Also like many others, the news of Issa Rae’s Insecure premiering on HBO last month was like music to my ears. I LOVE Sex and the City but let’s be real, my problems span far beyond living in a “midtown” apartment (which was actually nestled in the West Village) and blowing $2,000 on shoes instead of rent. Carrie and crew were awesome, but they hardly represented my reality. Fast forward to 2012 and the birth of Lena Dunham’s Girls. Like Tyra for Tiffany, I rooted for this show. I completely related to Marnie’s should’ve-been-over-years-ago relationship and justttt when I thought I could look past the obvious lack of diversity in casting (sorry, Donald Glover’s appearance as a republican with an affinity for white women didn’t count), Lena began to open her mouth and spew her problematic, borderline (understatement) racist social commentary. Good news: I was bummed about this around the time the show started to go to shit.

I was introduced to Issa a lot later than the rest of the world, mostly because I’ve never been into webseries or anything of that sort. I bought her book, Adventures of Awkward Black Girl, and stopped halfway in because I do not and have never related to the “I’m not like thoseeee Black girls, I talk different and don’t watch reality tv” variety. Like Mama Chaka, I’d like to believe that I am every Black woman. The kitchen beautician. The bougie one who no longer eats can veggies. The one who got kicked out because she punched someone in the face. To summarize, my incense can turn into a Colt 45 real quick. I was sad when I didn’t immediately love Issa the person, however, I didn’t let it deter me from supporting the show…and I’m really glad it didn’t.

If you haven’t, I encourage you to learn all about Molly, the dangers of broken pussy, and the meaning of “Bare Bears.” I can, at very least, guarantee that you’ll relate to a small part of every episode. In addition to laughs and group chat material, Insecure has made me consider a lot of my personal insecurities and the ways in which I deal with them. Remember when B-Rabbit battled Poppa Doc? That is how I deal with the things I’m not so proud of. Here’s a refresher:

I am white,

I am a fucking bum,

I do live in a trailer with my moms.

Over the years my insecurities have manifested in different ways. As of late, they’ve taken shape in the form of long stares in a full-length mirror and tensing up whenever anxiety begins to rear its ugly head. I’m not proud of these things, but they are mine and as much as I try to pretend like they don’t exist- they completely shape my views of the world and my place in it. The month of November is especially taxing for me, as it usually brings about feelings on where I should be considering the upcoming anniversary of my post-demise. That’s a bit morbid but, context clues. Tugging at my small pudge after having made it through November 2014 may seem a bit trivial to some but hey, this is my truth. Insecure is defined as “not confident or assured; uncertain and anxious” and the way my anxiety is set up, I manage to experience these feelings much faster and more frequently than others. Two plus two sometimes equals six, and if I told you about all the IG snooping I had to do to reach that conclusion, you’d call me a stalker.

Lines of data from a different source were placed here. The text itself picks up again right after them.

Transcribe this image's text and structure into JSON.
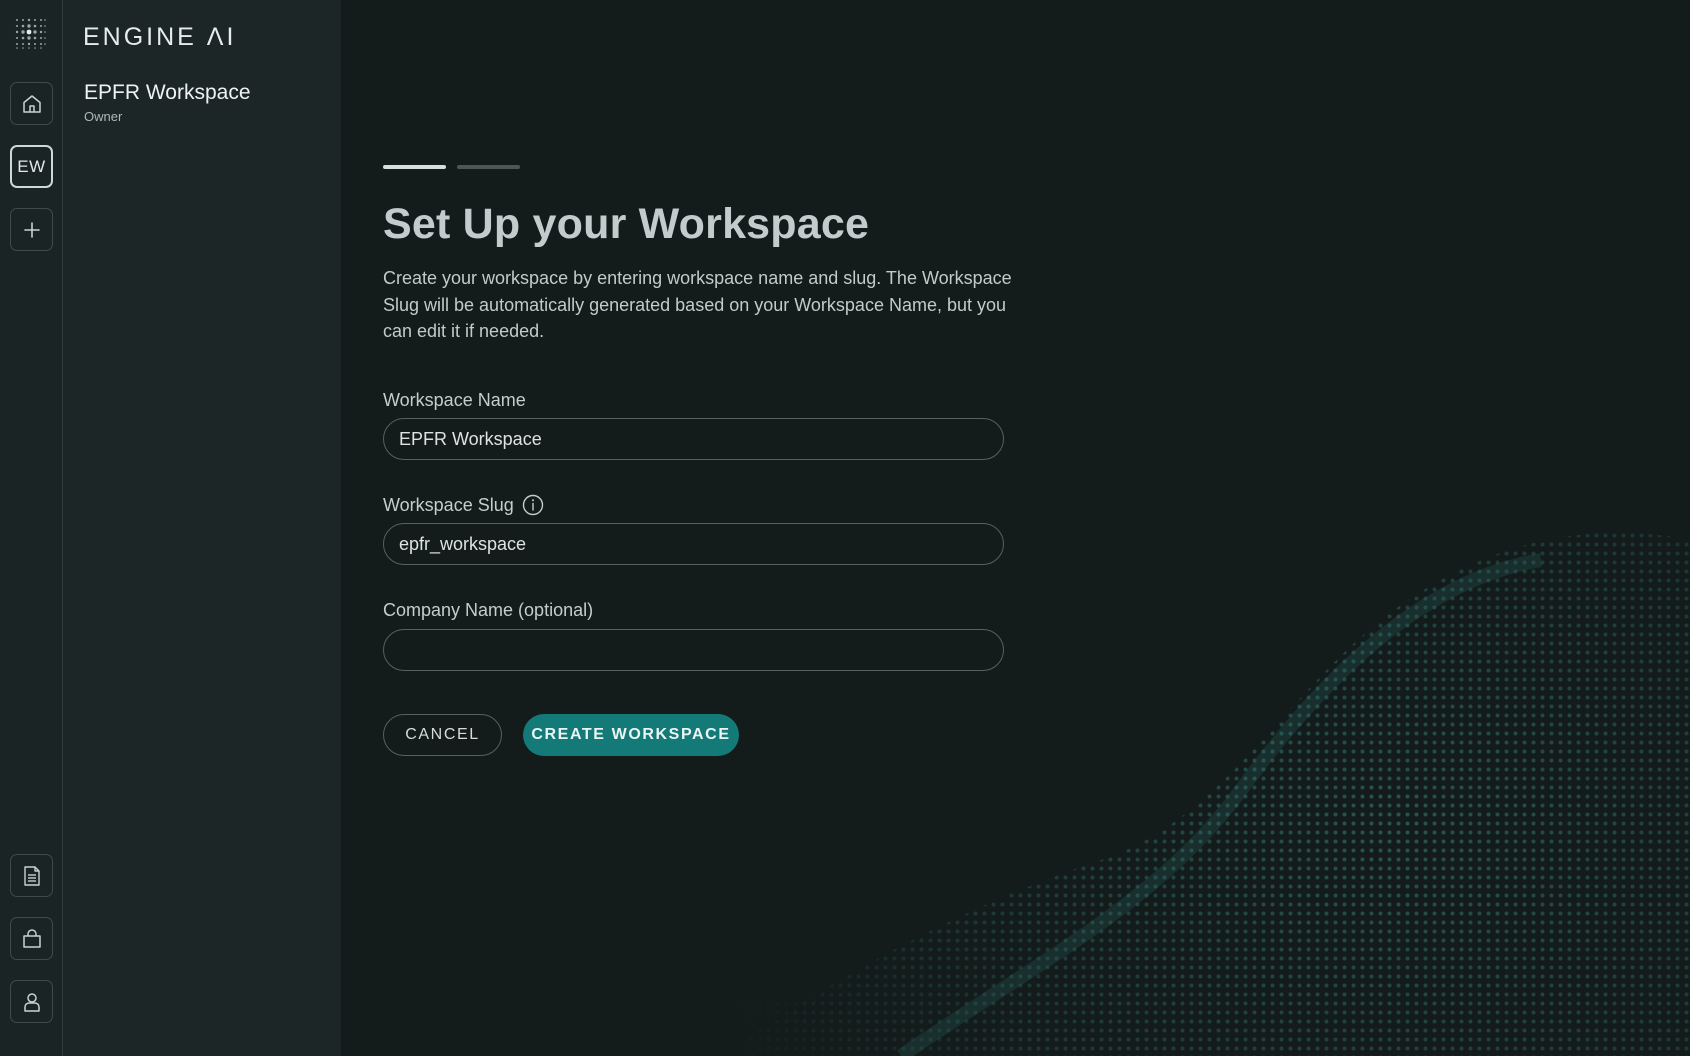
{
  "rail": {
    "items": [
      {
        "name": "home",
        "icon": "home-icon"
      },
      {
        "name": "workspace",
        "initials": "EW"
      },
      {
        "name": "add",
        "icon": "plus-icon"
      },
      {
        "name": "documents",
        "icon": "document-icon"
      },
      {
        "name": "marketplace",
        "icon": "shopping-bag-icon"
      },
      {
        "name": "profile",
        "icon": "user-icon"
      }
    ]
  },
  "panel": {
    "brand": "ENGINE ΛI",
    "workspace_name": "EPFR Workspace",
    "role": "Owner"
  },
  "form": {
    "steps_total": 2,
    "step_current": 1,
    "title": "Set Up your Workspace",
    "description": "Create your workspace by entering workspace name and slug. The Workspace Slug will be automatically generated based on your Workspace Name, but you can edit it if needed.",
    "workspace_name_label": "Workspace Name",
    "workspace_name_value": "EPFR Workspace",
    "workspace_slug_label": "Workspace Slug",
    "workspace_slug_value": "epfr_workspace",
    "company_name_label": "Company Name (optional)",
    "company_name_value": "",
    "cancel_label": "CANCEL",
    "create_label": "CREATE WORKSPACE"
  },
  "colors": {
    "accent": "#137a78",
    "background": "#131b1b",
    "panel": "#1c2626",
    "rail": "#1a2424"
  }
}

I ask more questions than necessary. I tense up when I feel uncomfortable. I feel the need to let people know whenever I feel uncomfortable. I start feeling uncomfortable about whether or not I’ve made them uncomfortable. I try to make sense of words unspoken. Then, I find myself drowning in a puddle of questions and conclusions; all of which I’ve created internally…

…still wondering why this anxious life chose me.

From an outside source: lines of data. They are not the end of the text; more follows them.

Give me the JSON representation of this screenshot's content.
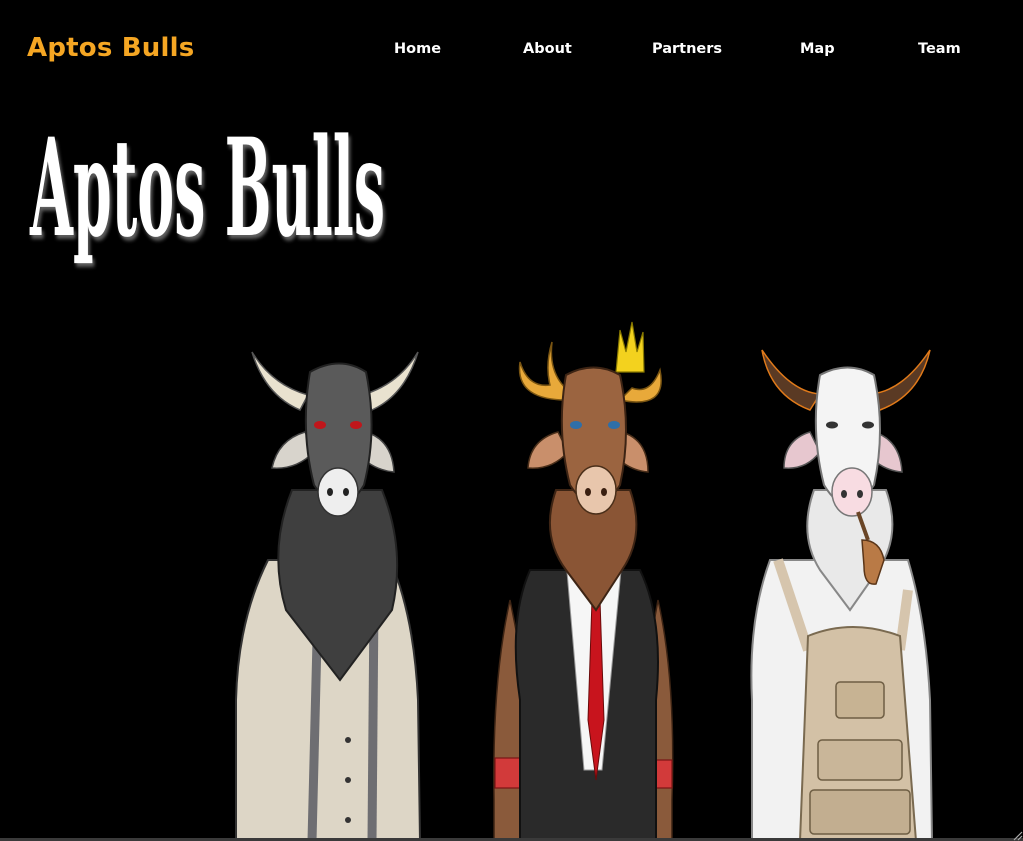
{
  "header": {
    "brand": "Aptos Bulls",
    "nav": [
      {
        "label": "Home"
      },
      {
        "label": "About"
      },
      {
        "label": "Partners"
      },
      {
        "label": "Map"
      },
      {
        "label": "Team"
      }
    ]
  },
  "hero": {
    "logo_text": "Aptos Bulls"
  },
  "colors": {
    "background": "#000000",
    "brand": "#f5a623",
    "nav_text": "#ffffff",
    "logo_text": "#ffffff"
  },
  "characters": [
    {
      "name": "bull-dark-gray-white-shirt"
    },
    {
      "name": "bull-brown-suit-crown"
    },
    {
      "name": "bull-white-pipe-backpack"
    }
  ]
}
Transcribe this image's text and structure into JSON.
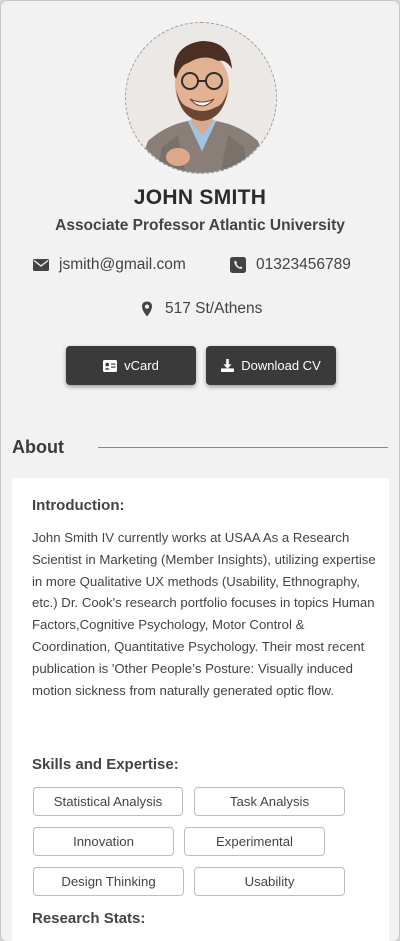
{
  "profile": {
    "name": "JOHN SMITH",
    "title": "Associate Professor Atlantic University",
    "email": "jsmith@gmail.com",
    "phone": "01323456789",
    "location": "517 St/Athens"
  },
  "actions": {
    "vcard_label": "vCard",
    "download_cv_label": "Download CV"
  },
  "about": {
    "heading": "About",
    "introduction_heading": "Introduction:",
    "introduction_text": "John Smith IV currently works at USAA As a Research Scientist in Marketing (Member Insights), utilizing expertise in more Qualitative UX methods (Usability, Ethnography, etc.) Dr. Cook's research portfolio focuses in topics Human Factors,Cognitive Psychology, Motor Control & Coordination, Quantitative Psychology. Their most recent publication is 'Other People’s Posture: Visually induced motion sickness from naturally generated optic flow.",
    "skills_heading": "Skills and Expertise:",
    "skills": [
      "Statistical Analysis",
      "Task Analysis",
      "Innovation",
      "Experimental",
      "Design Thinking",
      "Usability"
    ],
    "stats_heading": "Research Stats:"
  },
  "icons": {
    "email": "envelope-icon",
    "phone": "phone-icon",
    "location": "map-pin-icon",
    "vcard": "id-card-icon",
    "download": "download-icon"
  },
  "colors": {
    "button_bg": "#3a3a3a",
    "card_bg": "#f2f2f2"
  }
}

If you are anything like what I’ve described above, give yourself a break. Our insecurities are like sprinkles atop a soft serve ice cream cone in the dead of summer: to some they complete the experience, to others they completely ruin it. I’ve sidestepped my own nervousness to tell you that insecurities are something none of us are exempt from, and to give you a little Issa in the mirrior-esque rap/pep talk of my own:

you gonna be a L or nah?

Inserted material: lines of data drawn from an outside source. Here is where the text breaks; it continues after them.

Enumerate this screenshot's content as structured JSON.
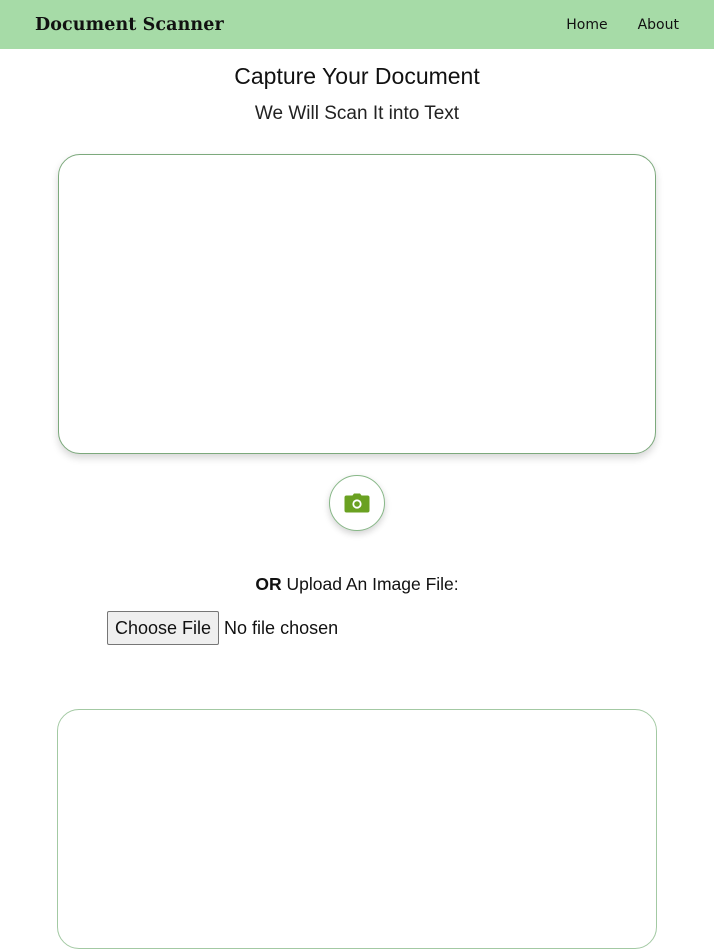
{
  "navbar": {
    "brand": "Document Scanner",
    "links": [
      {
        "label": "Home"
      },
      {
        "label": "About"
      }
    ]
  },
  "main": {
    "heading": "Capture Your Document",
    "subheading": "We Will Scan It into Text",
    "capture_button_icon": "camera-icon",
    "upload": {
      "or_text": "OR",
      "label": "Upload An Image File:",
      "button_label": "Choose File",
      "status": "No file chosen"
    },
    "text_output": ""
  },
  "colors": {
    "navbar_bg": "#a6dba7",
    "accent_green": "#6aa121",
    "border_green": "#7ca97c"
  }
}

will you write in hell or nah?

the streets need these posts? yes.

so dust off the keyboard and be the mothafuckin best.